● Data for processing
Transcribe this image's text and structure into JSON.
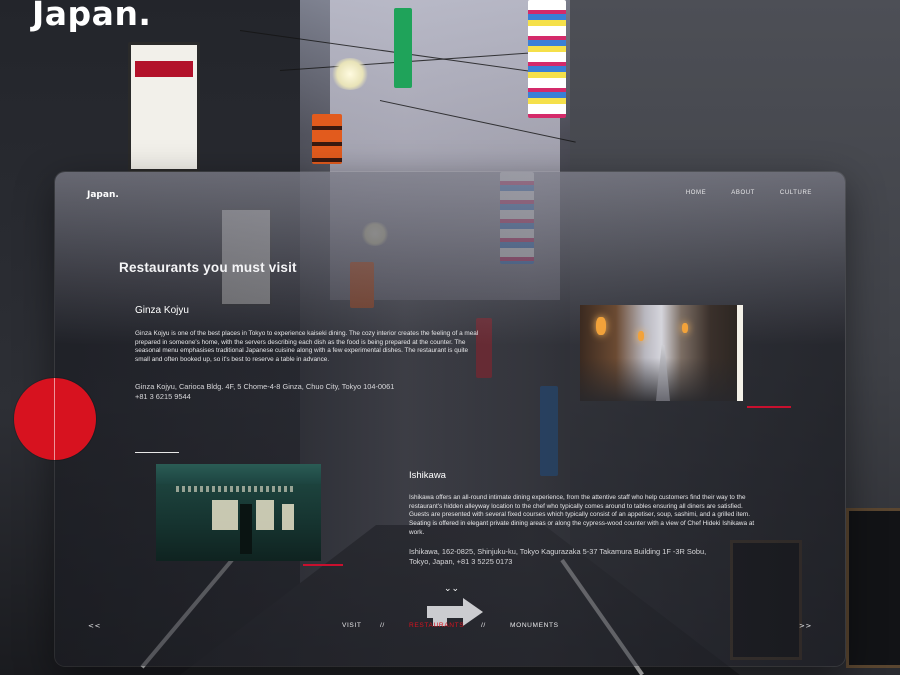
{
  "hero": {
    "title": "Japan."
  },
  "brand": {
    "name": "Japan."
  },
  "nav": {
    "items": [
      {
        "label": "HOME"
      },
      {
        "label": "ABOUT"
      },
      {
        "label": "CULTURE"
      }
    ]
  },
  "section": {
    "heading": "Restaurants you must visit"
  },
  "restaurants": [
    {
      "name": "Ginza Kojyu",
      "description": "Ginza Kojyu is one of the best places in Tokyo to experience kaiseki dining. The cozy interior creates the feeling of a meal prepared in someone's home, with the servers describing each dish as the food is being prepared at the counter. The seasonal menu emphasises traditional Japanese cuisine along with a few experimental dishes. The restaurant is quite small and often booked up, so it's best to reserve a table in advance.",
      "address": "Ginza Kojyu, Carioca Bldg. 4F, 5 Chome-4-8 Ginza, Chuo City, Tokyo 104-0061",
      "phone": "+81 3 6215 9544"
    },
    {
      "name": "Ishikawa",
      "description": "Ishikawa offers an all-round intimate dining experience, from the attentive staff who help customers find their way to the restaurant's hidden alleyway location to the chef who typically comes around to tables ensuring all diners are satisfied. Guests are presented with several fixed courses which typically consist of an appetiser, soup, sashimi, and a grilled item. Seating is offered in elegant private dining areas or along the cypress-wood counter with a view of Chef Hideki Ishikawa at work.",
      "address": "Ishikawa, 162-0825, Shinjuku-ku, Tokyo Kagurazaka 5-37 Takamura Building 1F -3R Sobu, Tokyo, Japan, +81 3 5225 0173"
    }
  ],
  "bottom_nav": {
    "prev": "<<",
    "next": ">>",
    "separator": "//",
    "items": [
      {
        "label": "VISIT",
        "active": false
      },
      {
        "label": "RESTAURANTS",
        "active": true
      },
      {
        "label": "MONUMENTS",
        "active": false
      }
    ]
  },
  "scroll_hint": "⌄⌄",
  "colors": {
    "accent_red": "#d7121f",
    "active_nav": "#d7121f",
    "text": "#ffffff",
    "panel": "rgba(35,37,44,0.55)"
  },
  "icons": {
    "scroll": "double-chevron-down-icon",
    "decor_circle": "red-sun-circle",
    "arrow_mark": "road-arrow-icon"
  }
}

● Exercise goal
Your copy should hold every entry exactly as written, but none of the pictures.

● Written response
Transcribe this image's text and structure into JSON.
{
  "hero": {
    "title": "Japan."
  },
  "brand": {
    "name": "Japan."
  },
  "nav": {
    "items": [
      {
        "label": "HOME"
      },
      {
        "label": "ABOUT"
      },
      {
        "label": "CULTURE"
      }
    ]
  },
  "section": {
    "heading": "Restaurants you must visit"
  },
  "restaurants": [
    {
      "name": "Ginza Kojyu",
      "description": "Ginza Kojyu is one of the best places in Tokyo to experience kaiseki dining. The cozy interior creates the feeling of a meal prepared in someone's home, with the servers describing each dish as the food is being prepared at the counter. The seasonal menu emphasises traditional Japanese cuisine along with a few experimental dishes. The restaurant is quite small and often booked up, so it's best to reserve a table in advance.",
      "address": "Ginza Kojyu, Carioca Bldg. 4F, 5 Chome-4-8 Ginza, Chuo City, Tokyo 104-0061",
      "phone": "+81 3 6215 9544"
    },
    {
      "name": "Ishikawa",
      "description": "Ishikawa offers an all-round intimate dining experience, from the attentive staff who help customers find their way to the restaurant's hidden alleyway location to the chef who typically comes around to tables ensuring all diners are satisfied. Guests are presented with several fixed courses which typically consist of an appetiser, soup, sashimi, and a grilled item. Seating is offered in elegant private dining areas or along the cypress-wood counter with a view of Chef Hideki Ishikawa at work.",
      "address": "Ishikawa, 162-0825, Shinjuku-ku, Tokyo Kagurazaka 5-37 Takamura Building 1F -3R Sobu, Tokyo, Japan, +81 3 5225 0173"
    }
  ],
  "bottom_nav": {
    "prev": "<<",
    "next": ">>",
    "separator": "//",
    "items": [
      {
        "label": "VISIT",
        "active": false
      },
      {
        "label": "RESTAURANTS",
        "active": true
      },
      {
        "label": "MONUMENTS",
        "active": false
      }
    ]
  },
  "scroll_hint": "⌄⌄",
  "colors": {
    "accent_red": "#d7121f",
    "active_nav": "#d7121f",
    "text": "#ffffff",
    "panel": "rgba(35,37,44,0.55)"
  },
  "icons": {
    "scroll": "double-chevron-down-icon",
    "decor_circle": "red-sun-circle",
    "arrow_mark": "road-arrow-icon"
  }
}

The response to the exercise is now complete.